ACTIVITY
Read through the lines below and copy the ones holding the string "Movies".

Top of INFORMATION GIVEN

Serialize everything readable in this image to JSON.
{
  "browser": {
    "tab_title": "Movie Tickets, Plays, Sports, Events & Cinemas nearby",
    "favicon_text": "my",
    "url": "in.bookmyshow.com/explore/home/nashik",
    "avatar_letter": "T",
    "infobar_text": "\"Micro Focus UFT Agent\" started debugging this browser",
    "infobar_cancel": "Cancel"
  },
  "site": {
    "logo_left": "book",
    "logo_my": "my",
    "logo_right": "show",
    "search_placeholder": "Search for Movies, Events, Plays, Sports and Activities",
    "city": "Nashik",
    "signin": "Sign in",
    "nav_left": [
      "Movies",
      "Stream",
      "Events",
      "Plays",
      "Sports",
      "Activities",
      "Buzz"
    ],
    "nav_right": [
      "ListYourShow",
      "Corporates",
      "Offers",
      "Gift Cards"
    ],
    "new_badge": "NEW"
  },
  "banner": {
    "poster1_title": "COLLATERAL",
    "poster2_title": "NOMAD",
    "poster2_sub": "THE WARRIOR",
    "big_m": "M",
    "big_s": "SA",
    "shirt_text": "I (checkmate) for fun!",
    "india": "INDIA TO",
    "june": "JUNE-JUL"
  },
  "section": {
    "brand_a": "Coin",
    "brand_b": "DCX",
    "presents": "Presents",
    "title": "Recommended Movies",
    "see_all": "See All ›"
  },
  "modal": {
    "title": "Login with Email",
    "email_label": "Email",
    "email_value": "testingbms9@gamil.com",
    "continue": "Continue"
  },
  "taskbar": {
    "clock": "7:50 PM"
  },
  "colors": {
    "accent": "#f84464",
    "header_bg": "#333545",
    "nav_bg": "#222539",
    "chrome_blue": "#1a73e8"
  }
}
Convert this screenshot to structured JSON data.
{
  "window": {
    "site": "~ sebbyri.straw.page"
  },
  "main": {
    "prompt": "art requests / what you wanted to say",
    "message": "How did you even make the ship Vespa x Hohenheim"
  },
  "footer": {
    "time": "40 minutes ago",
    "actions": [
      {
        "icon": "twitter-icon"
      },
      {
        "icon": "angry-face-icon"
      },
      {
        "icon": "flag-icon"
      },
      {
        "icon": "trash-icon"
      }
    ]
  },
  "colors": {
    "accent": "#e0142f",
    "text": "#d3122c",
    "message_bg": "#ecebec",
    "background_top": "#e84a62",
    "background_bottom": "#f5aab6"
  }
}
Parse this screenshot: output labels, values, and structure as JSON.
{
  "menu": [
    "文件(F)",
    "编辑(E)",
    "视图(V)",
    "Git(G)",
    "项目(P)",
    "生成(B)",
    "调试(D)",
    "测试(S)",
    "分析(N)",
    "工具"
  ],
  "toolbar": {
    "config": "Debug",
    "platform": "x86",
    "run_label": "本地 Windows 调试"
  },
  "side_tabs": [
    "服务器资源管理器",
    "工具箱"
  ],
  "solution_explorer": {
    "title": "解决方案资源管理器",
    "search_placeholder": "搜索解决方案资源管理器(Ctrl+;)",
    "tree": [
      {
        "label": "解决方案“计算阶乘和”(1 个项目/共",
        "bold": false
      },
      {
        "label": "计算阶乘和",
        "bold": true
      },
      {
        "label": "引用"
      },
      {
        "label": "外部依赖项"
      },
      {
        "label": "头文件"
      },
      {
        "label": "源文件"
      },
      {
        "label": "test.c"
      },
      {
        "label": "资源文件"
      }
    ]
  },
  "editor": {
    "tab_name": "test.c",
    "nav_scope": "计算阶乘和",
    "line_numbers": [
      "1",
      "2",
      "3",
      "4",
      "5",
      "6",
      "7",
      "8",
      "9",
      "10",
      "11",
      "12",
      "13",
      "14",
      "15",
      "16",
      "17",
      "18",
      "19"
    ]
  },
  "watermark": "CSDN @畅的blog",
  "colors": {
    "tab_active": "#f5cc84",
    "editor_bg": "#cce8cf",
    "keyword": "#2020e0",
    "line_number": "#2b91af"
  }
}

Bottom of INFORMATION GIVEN

WRITTEN ANSWER
    "search_placeholder": "Search for Movies, Events, Plays, Sports and Activities",
      "Movies",
    "title": "Recommended Movies",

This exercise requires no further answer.